===== RECORDS TO USE
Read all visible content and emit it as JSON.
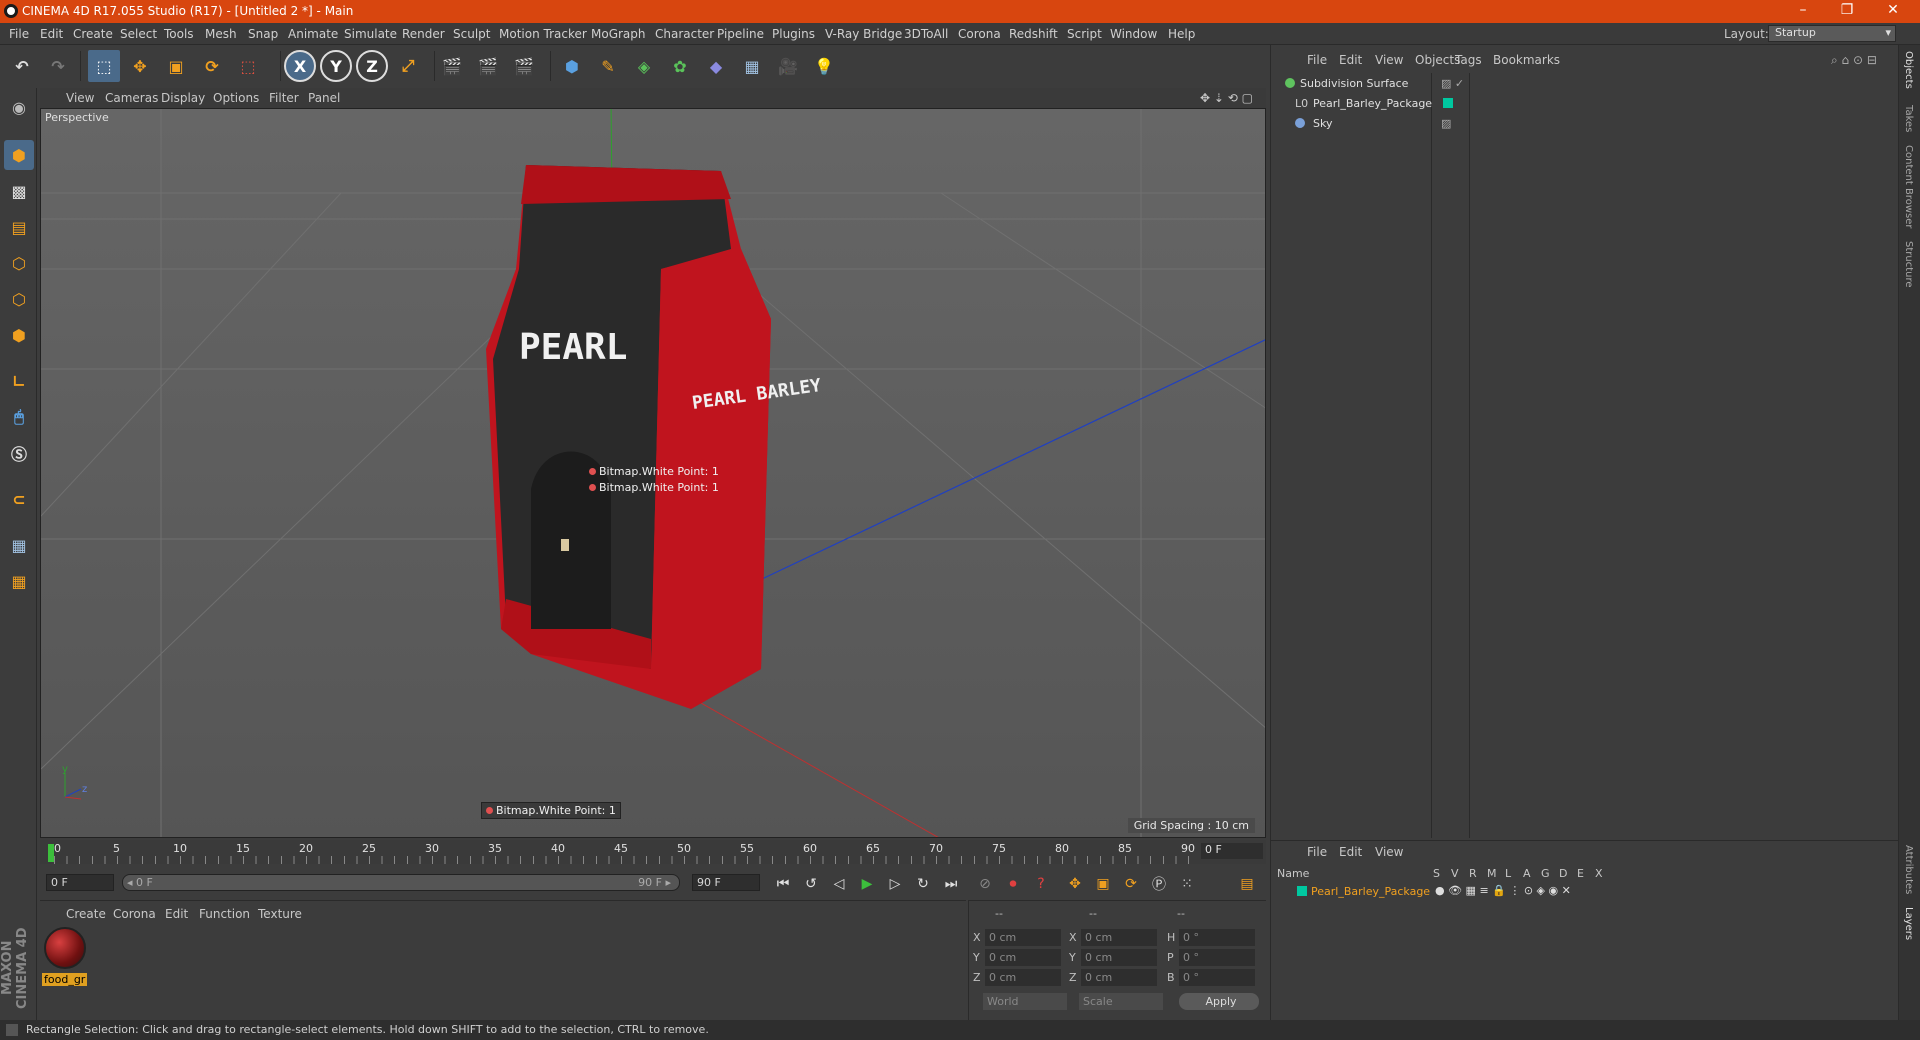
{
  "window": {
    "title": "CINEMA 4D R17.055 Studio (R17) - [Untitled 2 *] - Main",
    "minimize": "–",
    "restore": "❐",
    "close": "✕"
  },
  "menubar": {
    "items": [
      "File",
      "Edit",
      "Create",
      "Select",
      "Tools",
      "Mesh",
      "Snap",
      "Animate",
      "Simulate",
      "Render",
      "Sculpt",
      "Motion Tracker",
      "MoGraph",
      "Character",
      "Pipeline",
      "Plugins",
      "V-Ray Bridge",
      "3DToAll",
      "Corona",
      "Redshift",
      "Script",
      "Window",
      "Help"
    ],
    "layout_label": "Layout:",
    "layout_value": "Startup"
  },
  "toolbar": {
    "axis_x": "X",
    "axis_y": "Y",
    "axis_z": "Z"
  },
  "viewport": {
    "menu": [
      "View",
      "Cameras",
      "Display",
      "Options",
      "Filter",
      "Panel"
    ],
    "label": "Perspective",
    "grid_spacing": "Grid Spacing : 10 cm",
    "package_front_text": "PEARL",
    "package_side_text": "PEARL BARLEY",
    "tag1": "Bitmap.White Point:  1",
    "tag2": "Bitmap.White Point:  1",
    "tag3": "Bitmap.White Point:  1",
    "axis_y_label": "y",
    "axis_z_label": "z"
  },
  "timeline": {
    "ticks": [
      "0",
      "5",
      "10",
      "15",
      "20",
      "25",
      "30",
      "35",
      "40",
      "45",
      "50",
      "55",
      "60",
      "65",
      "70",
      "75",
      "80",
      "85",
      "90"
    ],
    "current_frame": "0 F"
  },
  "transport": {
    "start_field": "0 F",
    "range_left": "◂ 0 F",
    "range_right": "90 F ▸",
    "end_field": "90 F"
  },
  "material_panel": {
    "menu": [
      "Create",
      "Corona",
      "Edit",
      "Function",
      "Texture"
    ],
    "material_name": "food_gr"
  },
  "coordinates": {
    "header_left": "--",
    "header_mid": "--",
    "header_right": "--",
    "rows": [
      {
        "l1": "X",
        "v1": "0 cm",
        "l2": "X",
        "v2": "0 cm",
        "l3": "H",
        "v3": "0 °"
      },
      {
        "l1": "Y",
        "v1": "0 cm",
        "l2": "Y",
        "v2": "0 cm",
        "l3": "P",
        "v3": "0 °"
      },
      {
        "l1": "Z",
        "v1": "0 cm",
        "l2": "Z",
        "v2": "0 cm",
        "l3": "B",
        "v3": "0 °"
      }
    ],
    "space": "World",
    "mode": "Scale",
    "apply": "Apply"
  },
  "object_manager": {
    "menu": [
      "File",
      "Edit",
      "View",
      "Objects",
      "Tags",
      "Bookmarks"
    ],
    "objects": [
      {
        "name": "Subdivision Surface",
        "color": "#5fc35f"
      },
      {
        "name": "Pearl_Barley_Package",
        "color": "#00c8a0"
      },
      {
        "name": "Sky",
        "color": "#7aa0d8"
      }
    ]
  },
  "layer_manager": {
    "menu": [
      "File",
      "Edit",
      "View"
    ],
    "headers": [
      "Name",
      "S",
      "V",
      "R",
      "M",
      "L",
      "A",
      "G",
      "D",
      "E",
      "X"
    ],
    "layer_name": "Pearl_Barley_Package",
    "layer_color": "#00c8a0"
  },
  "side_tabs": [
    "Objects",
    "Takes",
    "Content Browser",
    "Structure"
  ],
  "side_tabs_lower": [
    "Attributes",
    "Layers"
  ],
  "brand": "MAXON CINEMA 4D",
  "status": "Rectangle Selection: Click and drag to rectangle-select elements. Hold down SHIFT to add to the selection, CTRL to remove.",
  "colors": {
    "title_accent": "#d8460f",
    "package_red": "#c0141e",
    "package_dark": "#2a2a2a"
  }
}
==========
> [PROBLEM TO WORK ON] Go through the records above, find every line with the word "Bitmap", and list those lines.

> [EXERCISE OUTPUT]
    "tag1": "Bitmap.White Point:  1",
    "tag2": "Bitmap.White Point:  1",
    "tag3": "Bitmap.White Point:  1",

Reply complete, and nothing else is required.